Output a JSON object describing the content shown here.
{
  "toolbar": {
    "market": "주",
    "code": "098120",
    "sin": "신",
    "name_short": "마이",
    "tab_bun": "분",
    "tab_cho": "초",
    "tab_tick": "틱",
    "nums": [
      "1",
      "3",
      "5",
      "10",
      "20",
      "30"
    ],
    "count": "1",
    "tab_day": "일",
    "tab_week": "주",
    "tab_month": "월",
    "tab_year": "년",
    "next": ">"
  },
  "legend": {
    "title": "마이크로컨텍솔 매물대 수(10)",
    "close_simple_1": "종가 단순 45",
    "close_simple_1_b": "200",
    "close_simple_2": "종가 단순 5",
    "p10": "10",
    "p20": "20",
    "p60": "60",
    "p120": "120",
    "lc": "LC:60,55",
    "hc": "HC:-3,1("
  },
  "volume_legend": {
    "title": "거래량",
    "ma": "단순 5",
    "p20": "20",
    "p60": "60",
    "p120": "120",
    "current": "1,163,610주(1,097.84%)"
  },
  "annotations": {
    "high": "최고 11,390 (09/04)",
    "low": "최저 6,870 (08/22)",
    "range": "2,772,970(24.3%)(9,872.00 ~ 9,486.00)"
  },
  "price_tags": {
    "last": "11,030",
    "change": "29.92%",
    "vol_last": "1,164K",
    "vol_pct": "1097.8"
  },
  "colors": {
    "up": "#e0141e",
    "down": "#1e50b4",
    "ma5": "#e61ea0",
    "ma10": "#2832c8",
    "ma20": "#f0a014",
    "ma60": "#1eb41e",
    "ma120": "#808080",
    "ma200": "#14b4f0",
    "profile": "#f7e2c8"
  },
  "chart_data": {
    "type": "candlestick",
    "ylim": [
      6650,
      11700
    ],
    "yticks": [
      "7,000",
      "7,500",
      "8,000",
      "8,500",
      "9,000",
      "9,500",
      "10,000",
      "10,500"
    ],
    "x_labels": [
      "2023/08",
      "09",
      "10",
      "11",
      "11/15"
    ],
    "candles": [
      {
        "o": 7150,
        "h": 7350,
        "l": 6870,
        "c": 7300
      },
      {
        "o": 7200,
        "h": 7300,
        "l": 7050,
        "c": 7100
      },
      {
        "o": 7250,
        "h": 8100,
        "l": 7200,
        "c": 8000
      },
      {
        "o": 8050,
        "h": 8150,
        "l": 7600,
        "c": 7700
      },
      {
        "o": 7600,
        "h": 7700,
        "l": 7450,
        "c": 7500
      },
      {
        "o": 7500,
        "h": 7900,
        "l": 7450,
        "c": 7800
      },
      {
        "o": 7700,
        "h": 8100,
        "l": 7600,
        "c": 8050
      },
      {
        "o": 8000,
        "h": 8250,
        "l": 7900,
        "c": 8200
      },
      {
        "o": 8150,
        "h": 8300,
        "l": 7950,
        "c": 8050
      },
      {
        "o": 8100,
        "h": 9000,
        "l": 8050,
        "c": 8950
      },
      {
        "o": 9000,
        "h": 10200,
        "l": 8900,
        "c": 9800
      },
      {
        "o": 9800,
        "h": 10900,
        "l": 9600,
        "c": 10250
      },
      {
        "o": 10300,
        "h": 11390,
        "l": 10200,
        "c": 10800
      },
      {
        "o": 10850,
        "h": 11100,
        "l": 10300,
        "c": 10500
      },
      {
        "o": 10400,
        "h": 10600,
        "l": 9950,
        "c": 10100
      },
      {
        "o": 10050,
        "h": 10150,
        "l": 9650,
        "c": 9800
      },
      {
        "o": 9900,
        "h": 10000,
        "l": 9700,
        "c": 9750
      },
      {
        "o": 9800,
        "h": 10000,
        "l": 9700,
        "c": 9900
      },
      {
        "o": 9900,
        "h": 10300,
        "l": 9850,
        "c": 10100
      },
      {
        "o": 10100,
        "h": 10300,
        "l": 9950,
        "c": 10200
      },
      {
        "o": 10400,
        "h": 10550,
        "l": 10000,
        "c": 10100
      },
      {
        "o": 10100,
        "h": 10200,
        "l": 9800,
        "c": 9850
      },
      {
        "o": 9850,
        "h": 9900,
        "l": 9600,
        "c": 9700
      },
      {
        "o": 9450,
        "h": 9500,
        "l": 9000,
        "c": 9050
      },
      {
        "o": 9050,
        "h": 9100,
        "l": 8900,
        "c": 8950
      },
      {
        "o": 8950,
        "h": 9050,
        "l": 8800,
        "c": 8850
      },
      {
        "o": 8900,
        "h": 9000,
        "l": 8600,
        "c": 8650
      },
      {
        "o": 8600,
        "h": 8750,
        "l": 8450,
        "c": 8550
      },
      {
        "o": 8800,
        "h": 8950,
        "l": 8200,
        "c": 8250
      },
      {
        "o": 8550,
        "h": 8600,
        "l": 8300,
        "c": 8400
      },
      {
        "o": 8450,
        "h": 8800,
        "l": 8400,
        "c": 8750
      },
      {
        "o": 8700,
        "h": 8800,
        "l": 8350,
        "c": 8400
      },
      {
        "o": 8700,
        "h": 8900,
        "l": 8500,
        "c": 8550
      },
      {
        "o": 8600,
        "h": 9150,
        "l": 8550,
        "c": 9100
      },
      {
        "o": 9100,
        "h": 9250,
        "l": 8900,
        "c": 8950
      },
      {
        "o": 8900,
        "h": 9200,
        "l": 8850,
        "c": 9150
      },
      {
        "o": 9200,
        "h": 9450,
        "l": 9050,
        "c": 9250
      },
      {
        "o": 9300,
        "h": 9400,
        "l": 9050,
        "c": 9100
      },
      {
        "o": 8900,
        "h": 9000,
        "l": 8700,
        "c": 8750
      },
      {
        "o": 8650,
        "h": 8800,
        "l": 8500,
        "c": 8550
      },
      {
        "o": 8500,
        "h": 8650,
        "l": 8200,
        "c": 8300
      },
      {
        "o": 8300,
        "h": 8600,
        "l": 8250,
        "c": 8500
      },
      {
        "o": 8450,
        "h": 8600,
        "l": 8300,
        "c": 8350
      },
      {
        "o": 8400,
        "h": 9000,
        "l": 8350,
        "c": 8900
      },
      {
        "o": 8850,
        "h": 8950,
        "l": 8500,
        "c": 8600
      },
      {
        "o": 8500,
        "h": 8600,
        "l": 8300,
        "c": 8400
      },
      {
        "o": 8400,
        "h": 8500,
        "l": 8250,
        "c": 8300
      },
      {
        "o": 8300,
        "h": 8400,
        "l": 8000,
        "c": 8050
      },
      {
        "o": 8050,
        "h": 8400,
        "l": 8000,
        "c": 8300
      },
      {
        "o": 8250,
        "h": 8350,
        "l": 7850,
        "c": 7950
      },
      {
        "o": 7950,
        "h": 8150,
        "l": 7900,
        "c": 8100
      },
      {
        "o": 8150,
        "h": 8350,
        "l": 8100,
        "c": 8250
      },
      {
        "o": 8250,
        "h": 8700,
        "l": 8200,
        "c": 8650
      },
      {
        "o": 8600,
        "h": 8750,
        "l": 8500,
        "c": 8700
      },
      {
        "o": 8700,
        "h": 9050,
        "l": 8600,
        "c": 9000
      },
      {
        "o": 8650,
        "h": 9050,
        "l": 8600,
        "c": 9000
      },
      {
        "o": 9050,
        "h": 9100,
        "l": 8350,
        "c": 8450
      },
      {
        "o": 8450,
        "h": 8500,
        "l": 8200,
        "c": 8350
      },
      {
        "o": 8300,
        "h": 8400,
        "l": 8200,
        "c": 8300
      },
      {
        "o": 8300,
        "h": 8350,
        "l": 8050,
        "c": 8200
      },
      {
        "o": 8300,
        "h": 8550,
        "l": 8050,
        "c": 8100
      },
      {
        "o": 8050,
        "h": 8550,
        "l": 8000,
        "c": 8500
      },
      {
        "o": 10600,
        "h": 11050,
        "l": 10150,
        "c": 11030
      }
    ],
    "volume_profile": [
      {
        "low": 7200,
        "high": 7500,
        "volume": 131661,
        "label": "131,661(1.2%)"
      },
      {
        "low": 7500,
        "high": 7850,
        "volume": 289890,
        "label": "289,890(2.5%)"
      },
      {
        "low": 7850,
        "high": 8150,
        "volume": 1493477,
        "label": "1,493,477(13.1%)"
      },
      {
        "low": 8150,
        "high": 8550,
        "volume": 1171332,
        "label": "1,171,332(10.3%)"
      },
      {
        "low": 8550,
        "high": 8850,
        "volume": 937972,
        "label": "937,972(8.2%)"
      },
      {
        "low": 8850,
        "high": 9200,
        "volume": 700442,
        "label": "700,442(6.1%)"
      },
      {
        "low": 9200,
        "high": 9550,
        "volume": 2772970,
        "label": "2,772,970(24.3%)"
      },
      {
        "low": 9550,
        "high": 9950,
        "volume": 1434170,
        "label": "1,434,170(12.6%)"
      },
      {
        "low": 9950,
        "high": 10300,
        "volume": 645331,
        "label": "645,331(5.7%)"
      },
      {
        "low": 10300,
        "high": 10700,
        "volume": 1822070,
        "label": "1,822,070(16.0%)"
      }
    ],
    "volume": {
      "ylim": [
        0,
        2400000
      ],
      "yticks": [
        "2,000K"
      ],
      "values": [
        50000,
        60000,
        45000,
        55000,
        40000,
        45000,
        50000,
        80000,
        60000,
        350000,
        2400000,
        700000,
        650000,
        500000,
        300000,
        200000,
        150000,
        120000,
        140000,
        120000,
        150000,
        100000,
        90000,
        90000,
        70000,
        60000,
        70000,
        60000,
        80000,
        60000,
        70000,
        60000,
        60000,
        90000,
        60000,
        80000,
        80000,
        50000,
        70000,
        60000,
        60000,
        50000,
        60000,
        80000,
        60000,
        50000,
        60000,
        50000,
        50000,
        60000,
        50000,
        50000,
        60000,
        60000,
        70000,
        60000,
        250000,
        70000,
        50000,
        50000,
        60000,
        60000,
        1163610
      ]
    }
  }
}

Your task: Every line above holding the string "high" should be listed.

Solved problem:
    "high": "최고 11,390 (09/04)",
        "high": 7500,
        "high": 7850,
        "high": 8150,
        "high": 8550,
        "high": 8850,
        "high": 9200,
        "high": 9550,
        "high": 9950,
        "high": 10300,
        "high": 10700,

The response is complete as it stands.